[App and web page records]
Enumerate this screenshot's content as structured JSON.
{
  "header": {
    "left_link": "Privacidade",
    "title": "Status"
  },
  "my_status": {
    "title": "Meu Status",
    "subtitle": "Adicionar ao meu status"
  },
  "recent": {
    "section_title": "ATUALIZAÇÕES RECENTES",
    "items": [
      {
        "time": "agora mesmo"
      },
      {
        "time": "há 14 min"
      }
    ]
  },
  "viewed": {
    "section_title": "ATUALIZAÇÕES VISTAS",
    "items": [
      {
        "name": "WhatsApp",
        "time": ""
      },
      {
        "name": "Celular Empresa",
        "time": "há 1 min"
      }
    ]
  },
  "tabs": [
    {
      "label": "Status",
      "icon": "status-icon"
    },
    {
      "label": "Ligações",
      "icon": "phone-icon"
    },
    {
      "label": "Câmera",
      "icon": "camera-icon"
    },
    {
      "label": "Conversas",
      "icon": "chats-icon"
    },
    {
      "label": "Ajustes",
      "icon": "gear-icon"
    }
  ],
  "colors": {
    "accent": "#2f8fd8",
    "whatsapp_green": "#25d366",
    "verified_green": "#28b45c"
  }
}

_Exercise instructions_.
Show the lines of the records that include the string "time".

_Exercise output_.
        "time": "agora mesmo"
        "time": "há 14 min"
        "time": ""
        "time": "há 1 min"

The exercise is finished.